Entries from a dataset of interfaces –
····················

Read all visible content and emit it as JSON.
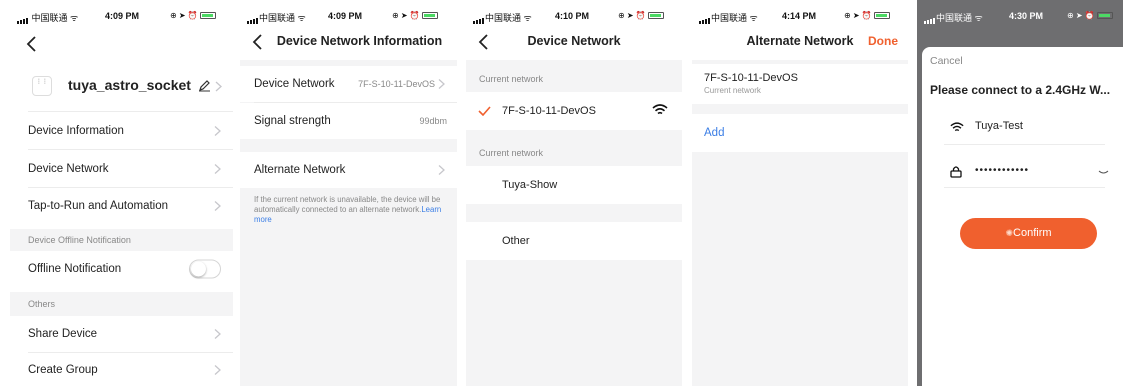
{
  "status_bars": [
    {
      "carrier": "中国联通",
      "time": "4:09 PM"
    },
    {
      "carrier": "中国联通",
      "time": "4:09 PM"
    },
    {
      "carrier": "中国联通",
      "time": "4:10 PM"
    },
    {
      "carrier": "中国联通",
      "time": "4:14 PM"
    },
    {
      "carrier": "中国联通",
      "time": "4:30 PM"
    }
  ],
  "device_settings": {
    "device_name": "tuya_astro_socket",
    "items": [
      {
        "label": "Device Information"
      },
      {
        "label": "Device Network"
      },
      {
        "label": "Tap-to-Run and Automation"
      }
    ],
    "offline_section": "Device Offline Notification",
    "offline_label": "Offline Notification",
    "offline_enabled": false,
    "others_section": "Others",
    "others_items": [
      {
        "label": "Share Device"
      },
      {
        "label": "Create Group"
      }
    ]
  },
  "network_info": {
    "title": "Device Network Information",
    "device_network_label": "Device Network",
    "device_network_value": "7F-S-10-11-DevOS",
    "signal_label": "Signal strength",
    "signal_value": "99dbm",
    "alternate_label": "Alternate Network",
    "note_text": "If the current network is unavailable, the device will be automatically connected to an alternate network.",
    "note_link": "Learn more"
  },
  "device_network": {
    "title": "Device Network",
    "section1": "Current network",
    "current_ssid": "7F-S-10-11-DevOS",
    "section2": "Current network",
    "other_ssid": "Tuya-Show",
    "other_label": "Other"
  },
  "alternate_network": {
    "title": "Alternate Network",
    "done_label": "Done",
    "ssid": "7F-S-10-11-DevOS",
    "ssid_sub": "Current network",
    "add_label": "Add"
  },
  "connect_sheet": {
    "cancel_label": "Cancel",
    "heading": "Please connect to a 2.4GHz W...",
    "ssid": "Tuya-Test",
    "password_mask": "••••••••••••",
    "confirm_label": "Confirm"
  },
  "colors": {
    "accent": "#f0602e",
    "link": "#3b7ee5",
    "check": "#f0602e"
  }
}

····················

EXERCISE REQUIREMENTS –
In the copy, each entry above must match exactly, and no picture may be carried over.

RESPONSE BELOW –
Read all visible content and emit it as JSON.
{
  "status_bars": [
    {
      "carrier": "中国联通",
      "time": "4:09 PM"
    },
    {
      "carrier": "中国联通",
      "time": "4:09 PM"
    },
    {
      "carrier": "中国联通",
      "time": "4:10 PM"
    },
    {
      "carrier": "中国联通",
      "time": "4:14 PM"
    },
    {
      "carrier": "中国联通",
      "time": "4:30 PM"
    }
  ],
  "device_settings": {
    "device_name": "tuya_astro_socket",
    "items": [
      {
        "label": "Device Information"
      },
      {
        "label": "Device Network"
      },
      {
        "label": "Tap-to-Run and Automation"
      }
    ],
    "offline_section": "Device Offline Notification",
    "offline_label": "Offline Notification",
    "offline_enabled": false,
    "others_section": "Others",
    "others_items": [
      {
        "label": "Share Device"
      },
      {
        "label": "Create Group"
      }
    ]
  },
  "network_info": {
    "title": "Device Network Information",
    "device_network_label": "Device Network",
    "device_network_value": "7F-S-10-11-DevOS",
    "signal_label": "Signal strength",
    "signal_value": "99dbm",
    "alternate_label": "Alternate Network",
    "note_text": "If the current network is unavailable, the device will be automatically connected to an alternate network.",
    "note_link": "Learn more"
  },
  "device_network": {
    "title": "Device Network",
    "section1": "Current network",
    "current_ssid": "7F-S-10-11-DevOS",
    "section2": "Current network",
    "other_ssid": "Tuya-Show",
    "other_label": "Other"
  },
  "alternate_network": {
    "title": "Alternate Network",
    "done_label": "Done",
    "ssid": "7F-S-10-11-DevOS",
    "ssid_sub": "Current network",
    "add_label": "Add"
  },
  "connect_sheet": {
    "cancel_label": "Cancel",
    "heading": "Please connect to a 2.4GHz W...",
    "ssid": "Tuya-Test",
    "password_mask": "••••••••••••",
    "confirm_label": "Confirm"
  },
  "colors": {
    "accent": "#f0602e",
    "link": "#3b7ee5",
    "check": "#f0602e"
  }
}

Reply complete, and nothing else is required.